--- Input material Enclosed Below ---

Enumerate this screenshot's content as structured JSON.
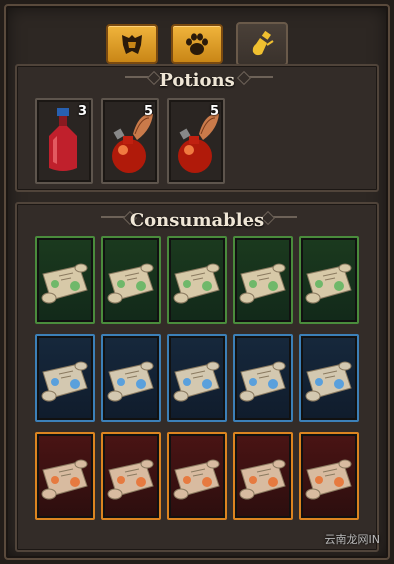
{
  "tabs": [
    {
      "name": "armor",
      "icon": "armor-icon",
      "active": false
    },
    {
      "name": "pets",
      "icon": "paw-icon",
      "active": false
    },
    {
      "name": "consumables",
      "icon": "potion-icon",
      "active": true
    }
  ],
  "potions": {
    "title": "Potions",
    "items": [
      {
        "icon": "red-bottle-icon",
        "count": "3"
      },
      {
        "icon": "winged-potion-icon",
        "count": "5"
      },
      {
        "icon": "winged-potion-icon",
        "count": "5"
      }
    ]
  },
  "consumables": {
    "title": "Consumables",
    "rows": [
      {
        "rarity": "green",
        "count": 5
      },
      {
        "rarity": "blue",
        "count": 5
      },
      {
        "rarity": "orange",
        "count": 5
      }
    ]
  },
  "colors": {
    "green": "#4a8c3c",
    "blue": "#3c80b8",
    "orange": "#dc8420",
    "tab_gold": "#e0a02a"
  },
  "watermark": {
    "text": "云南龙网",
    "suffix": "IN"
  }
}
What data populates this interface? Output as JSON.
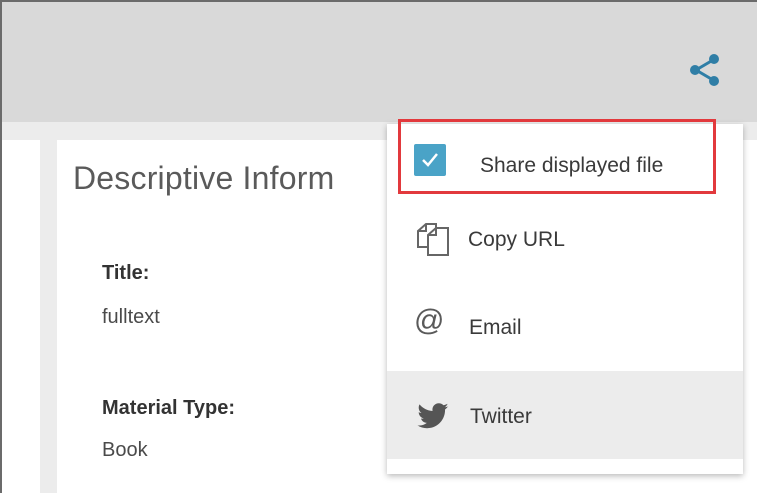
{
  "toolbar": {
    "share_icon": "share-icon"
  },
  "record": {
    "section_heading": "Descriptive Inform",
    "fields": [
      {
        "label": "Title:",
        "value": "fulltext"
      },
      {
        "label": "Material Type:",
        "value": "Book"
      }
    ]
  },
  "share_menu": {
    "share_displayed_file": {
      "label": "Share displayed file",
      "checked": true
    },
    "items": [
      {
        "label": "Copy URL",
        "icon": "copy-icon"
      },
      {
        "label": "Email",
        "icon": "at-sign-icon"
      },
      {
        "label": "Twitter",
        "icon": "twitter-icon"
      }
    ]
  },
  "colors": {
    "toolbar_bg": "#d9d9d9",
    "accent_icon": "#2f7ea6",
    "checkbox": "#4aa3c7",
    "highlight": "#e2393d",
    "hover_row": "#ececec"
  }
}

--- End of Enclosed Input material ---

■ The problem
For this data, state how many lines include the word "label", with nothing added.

■ Solution to the problem
6